▸ Exercise directions
Retype each entry below precisely as it reads.

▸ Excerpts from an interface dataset
-- Opening Marker --

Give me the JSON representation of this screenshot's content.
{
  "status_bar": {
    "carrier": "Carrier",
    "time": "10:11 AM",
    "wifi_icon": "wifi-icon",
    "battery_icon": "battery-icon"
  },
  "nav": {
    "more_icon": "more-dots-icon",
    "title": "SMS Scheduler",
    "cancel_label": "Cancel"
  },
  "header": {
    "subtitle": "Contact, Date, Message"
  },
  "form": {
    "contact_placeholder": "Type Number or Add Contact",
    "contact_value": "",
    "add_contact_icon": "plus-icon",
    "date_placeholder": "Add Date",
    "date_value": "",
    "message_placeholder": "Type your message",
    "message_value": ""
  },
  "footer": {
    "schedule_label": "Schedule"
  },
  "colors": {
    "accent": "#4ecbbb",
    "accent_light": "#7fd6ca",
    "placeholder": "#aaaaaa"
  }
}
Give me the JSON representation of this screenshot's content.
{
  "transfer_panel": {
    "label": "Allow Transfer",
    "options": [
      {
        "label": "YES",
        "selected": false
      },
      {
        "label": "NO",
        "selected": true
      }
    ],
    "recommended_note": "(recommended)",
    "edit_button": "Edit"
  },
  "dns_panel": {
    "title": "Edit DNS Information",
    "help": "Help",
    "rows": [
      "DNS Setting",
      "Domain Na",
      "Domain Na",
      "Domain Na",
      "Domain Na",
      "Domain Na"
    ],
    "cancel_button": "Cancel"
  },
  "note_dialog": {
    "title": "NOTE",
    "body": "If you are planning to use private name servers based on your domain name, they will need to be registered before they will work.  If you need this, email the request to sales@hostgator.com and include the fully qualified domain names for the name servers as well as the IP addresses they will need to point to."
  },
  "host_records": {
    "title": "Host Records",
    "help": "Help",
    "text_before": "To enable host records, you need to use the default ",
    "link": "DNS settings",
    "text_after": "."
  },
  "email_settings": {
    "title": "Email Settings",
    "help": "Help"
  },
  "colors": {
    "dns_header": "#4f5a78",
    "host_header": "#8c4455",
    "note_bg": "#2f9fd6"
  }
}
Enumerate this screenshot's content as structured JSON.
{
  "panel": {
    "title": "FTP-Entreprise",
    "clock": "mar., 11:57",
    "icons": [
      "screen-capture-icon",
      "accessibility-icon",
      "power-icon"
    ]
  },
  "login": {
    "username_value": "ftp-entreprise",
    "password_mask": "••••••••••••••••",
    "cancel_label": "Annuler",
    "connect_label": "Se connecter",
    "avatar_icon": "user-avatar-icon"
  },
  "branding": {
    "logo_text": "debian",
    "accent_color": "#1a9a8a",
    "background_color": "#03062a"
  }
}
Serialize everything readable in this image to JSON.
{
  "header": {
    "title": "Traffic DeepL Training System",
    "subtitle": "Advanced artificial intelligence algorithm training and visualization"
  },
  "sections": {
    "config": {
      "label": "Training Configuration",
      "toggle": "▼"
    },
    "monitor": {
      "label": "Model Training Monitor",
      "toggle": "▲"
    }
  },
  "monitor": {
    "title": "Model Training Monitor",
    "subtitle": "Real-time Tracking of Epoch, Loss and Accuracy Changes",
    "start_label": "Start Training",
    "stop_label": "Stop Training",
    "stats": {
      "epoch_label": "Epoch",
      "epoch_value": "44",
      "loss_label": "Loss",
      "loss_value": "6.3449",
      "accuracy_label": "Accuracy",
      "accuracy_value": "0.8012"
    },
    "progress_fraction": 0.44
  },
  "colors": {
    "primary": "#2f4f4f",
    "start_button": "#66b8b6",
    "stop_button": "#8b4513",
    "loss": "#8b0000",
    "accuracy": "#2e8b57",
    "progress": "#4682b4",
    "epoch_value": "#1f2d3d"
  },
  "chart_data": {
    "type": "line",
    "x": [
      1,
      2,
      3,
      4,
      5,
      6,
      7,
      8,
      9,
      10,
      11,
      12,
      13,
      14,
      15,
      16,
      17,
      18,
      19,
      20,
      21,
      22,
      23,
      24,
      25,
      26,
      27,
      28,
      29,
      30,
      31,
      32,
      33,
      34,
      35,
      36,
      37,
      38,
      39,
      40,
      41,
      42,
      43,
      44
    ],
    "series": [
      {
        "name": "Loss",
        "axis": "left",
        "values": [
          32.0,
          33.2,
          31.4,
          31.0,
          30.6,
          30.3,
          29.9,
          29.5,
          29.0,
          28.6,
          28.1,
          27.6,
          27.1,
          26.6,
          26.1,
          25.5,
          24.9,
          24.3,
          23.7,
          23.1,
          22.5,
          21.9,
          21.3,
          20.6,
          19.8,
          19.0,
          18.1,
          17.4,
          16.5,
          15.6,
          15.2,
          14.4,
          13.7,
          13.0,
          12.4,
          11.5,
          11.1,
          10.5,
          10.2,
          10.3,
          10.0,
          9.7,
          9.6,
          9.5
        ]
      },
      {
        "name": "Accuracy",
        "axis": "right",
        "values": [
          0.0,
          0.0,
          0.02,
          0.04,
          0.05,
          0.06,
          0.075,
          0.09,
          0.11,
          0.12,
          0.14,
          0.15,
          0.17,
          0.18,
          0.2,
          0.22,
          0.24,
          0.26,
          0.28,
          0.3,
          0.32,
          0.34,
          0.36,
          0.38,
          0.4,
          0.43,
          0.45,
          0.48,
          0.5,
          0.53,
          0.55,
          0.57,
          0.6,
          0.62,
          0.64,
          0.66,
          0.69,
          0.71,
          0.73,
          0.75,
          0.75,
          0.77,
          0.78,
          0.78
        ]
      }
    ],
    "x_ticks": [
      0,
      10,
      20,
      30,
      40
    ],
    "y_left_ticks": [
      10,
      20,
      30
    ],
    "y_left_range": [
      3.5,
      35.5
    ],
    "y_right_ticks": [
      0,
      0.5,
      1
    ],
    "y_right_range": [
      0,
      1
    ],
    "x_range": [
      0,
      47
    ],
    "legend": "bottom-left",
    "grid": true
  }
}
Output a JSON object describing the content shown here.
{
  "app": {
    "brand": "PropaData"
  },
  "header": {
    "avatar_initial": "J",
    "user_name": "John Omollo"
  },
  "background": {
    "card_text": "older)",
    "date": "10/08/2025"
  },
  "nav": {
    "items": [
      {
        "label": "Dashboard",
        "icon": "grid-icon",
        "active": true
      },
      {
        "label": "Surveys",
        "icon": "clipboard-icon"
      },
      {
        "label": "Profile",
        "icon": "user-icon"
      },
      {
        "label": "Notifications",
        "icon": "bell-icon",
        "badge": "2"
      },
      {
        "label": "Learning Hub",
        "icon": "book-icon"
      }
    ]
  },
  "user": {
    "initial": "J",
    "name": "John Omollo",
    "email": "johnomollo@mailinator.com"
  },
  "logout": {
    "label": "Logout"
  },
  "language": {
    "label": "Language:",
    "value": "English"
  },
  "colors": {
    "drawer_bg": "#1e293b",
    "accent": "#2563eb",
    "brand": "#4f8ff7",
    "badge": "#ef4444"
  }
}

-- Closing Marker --

▸ Output below
Give me the JSON representation of this screenshot's content.
{
  "status_bar": {
    "carrier": "Carrier",
    "time": "10:11 AM",
    "wifi_icon": "wifi-icon",
    "battery_icon": "battery-icon"
  },
  "nav": {
    "more_icon": "more-dots-icon",
    "title": "SMS Scheduler",
    "cancel_label": "Cancel"
  },
  "header": {
    "subtitle": "Contact, Date, Message"
  },
  "form": {
    "contact_placeholder": "Type Number or Add Contact",
    "contact_value": "",
    "add_contact_icon": "plus-icon",
    "date_placeholder": "Add Date",
    "date_value": "",
    "message_placeholder": "Type your message",
    "message_value": ""
  },
  "footer": {
    "schedule_label": "Schedule"
  },
  "colors": {
    "accent": "#4ecbbb",
    "accent_light": "#7fd6ca",
    "placeholder": "#aaaaaa"
  }
}
Give me the JSON representation of this screenshot's content.
{
  "transfer_panel": {
    "label": "Allow Transfer",
    "options": [
      {
        "label": "YES",
        "selected": false
      },
      {
        "label": "NO",
        "selected": true
      }
    ],
    "recommended_note": "(recommended)",
    "edit_button": "Edit"
  },
  "dns_panel": {
    "title": "Edit DNS Information",
    "help": "Help",
    "rows": [
      "DNS Setting",
      "Domain Na",
      "Domain Na",
      "Domain Na",
      "Domain Na",
      "Domain Na"
    ],
    "cancel_button": "Cancel"
  },
  "note_dialog": {
    "title": "NOTE",
    "body": "If you are planning to use private name servers based on your domain name, they will need to be registered before they will work.  If you need this, email the request to sales@hostgator.com and include the fully qualified domain names for the name servers as well as the IP addresses they will need to point to."
  },
  "host_records": {
    "title": "Host Records",
    "help": "Help",
    "text_before": "To enable host records, you need to use the default ",
    "link": "DNS settings",
    "text_after": "."
  },
  "email_settings": {
    "title": "Email Settings",
    "help": "Help"
  },
  "colors": {
    "dns_header": "#4f5a78",
    "host_header": "#8c4455",
    "note_bg": "#2f9fd6"
  }
}
Enumerate this screenshot's content as structured JSON.
{
  "panel": {
    "title": "FTP-Entreprise",
    "clock": "mar., 11:57",
    "icons": [
      "screen-capture-icon",
      "accessibility-icon",
      "power-icon"
    ]
  },
  "login": {
    "username_value": "ftp-entreprise",
    "password_mask": "••••••••••••••••",
    "cancel_label": "Annuler",
    "connect_label": "Se connecter",
    "avatar_icon": "user-avatar-icon"
  },
  "branding": {
    "logo_text": "debian",
    "accent_color": "#1a9a8a",
    "background_color": "#03062a"
  }
}
Serialize everything readable in this image to JSON.
{
  "header": {
    "title": "Traffic DeepL Training System",
    "subtitle": "Advanced artificial intelligence algorithm training and visualization"
  },
  "sections": {
    "config": {
      "label": "Training Configuration",
      "toggle": "▼"
    },
    "monitor": {
      "label": "Model Training Monitor",
      "toggle": "▲"
    }
  },
  "monitor": {
    "title": "Model Training Monitor",
    "subtitle": "Real-time Tracking of Epoch, Loss and Accuracy Changes",
    "start_label": "Start Training",
    "stop_label": "Stop Training",
    "stats": {
      "epoch_label": "Epoch",
      "epoch_value": "44",
      "loss_label": "Loss",
      "loss_value": "6.3449",
      "accuracy_label": "Accuracy",
      "accuracy_value": "0.8012"
    },
    "progress_fraction": 0.44
  },
  "colors": {
    "primary": "#2f4f4f",
    "start_button": "#66b8b6",
    "stop_button": "#8b4513",
    "loss": "#8b0000",
    "accuracy": "#2e8b57",
    "progress": "#4682b4",
    "epoch_value": "#1f2d3d"
  },
  "chart_data": {
    "type": "line",
    "x": [
      1,
      2,
      3,
      4,
      5,
      6,
      7,
      8,
      9,
      10,
      11,
      12,
      13,
      14,
      15,
      16,
      17,
      18,
      19,
      20,
      21,
      22,
      23,
      24,
      25,
      26,
      27,
      28,
      29,
      30,
      31,
      32,
      33,
      34,
      35,
      36,
      37,
      38,
      39,
      40,
      41,
      42,
      43,
      44
    ],
    "series": [
      {
        "name": "Loss",
        "axis": "left",
        "values": [
          32.0,
          33.2,
          31.4,
          31.0,
          30.6,
          30.3,
          29.9,
          29.5,
          29.0,
          28.6,
          28.1,
          27.6,
          27.1,
          26.6,
          26.1,
          25.5,
          24.9,
          24.3,
          23.7,
          23.1,
          22.5,
          21.9,
          21.3,
          20.6,
          19.8,
          19.0,
          18.1,
          17.4,
          16.5,
          15.6,
          15.2,
          14.4,
          13.7,
          13.0,
          12.4,
          11.5,
          11.1,
          10.5,
          10.2,
          10.3,
          10.0,
          9.7,
          9.6,
          9.5
        ]
      },
      {
        "name": "Accuracy",
        "axis": "right",
        "values": [
          0.0,
          0.0,
          0.02,
          0.04,
          0.05,
          0.06,
          0.075,
          0.09,
          0.11,
          0.12,
          0.14,
          0.15,
          0.17,
          0.18,
          0.2,
          0.22,
          0.24,
          0.26,
          0.28,
          0.3,
          0.32,
          0.34,
          0.36,
          0.38,
          0.4,
          0.43,
          0.45,
          0.48,
          0.5,
          0.53,
          0.55,
          0.57,
          0.6,
          0.62,
          0.64,
          0.66,
          0.69,
          0.71,
          0.73,
          0.75,
          0.75,
          0.77,
          0.78,
          0.78
        ]
      }
    ],
    "x_ticks": [
      0,
      10,
      20,
      30,
      40
    ],
    "y_left_ticks": [
      10,
      20,
      30
    ],
    "y_left_range": [
      3.5,
      35.5
    ],
    "y_right_ticks": [
      0,
      0.5,
      1
    ],
    "y_right_range": [
      0,
      1
    ],
    "x_range": [
      0,
      47
    ],
    "legend": "bottom-left",
    "grid": true
  }
}
Output a JSON object describing the content shown here.
{
  "app": {
    "brand": "PropaData"
  },
  "header": {
    "avatar_initial": "J",
    "user_name": "John Omollo"
  },
  "background": {
    "card_text": "older)",
    "date": "10/08/2025"
  },
  "nav": {
    "items": [
      {
        "label": "Dashboard",
        "icon": "grid-icon",
        "active": true
      },
      {
        "label": "Surveys",
        "icon": "clipboard-icon"
      },
      {
        "label": "Profile",
        "icon": "user-icon"
      },
      {
        "label": "Notifications",
        "icon": "bell-icon",
        "badge": "2"
      },
      {
        "label": "Learning Hub",
        "icon": "book-icon"
      }
    ]
  },
  "user": {
    "initial": "J",
    "name": "John Omollo",
    "email": "johnomollo@mailinator.com"
  },
  "logout": {
    "label": "Logout"
  },
  "language": {
    "label": "Language:",
    "value": "English"
  },
  "colors": {
    "drawer_bg": "#1e293b",
    "accent": "#2563eb",
    "brand": "#4f8ff7",
    "badge": "#ef4444"
  }
}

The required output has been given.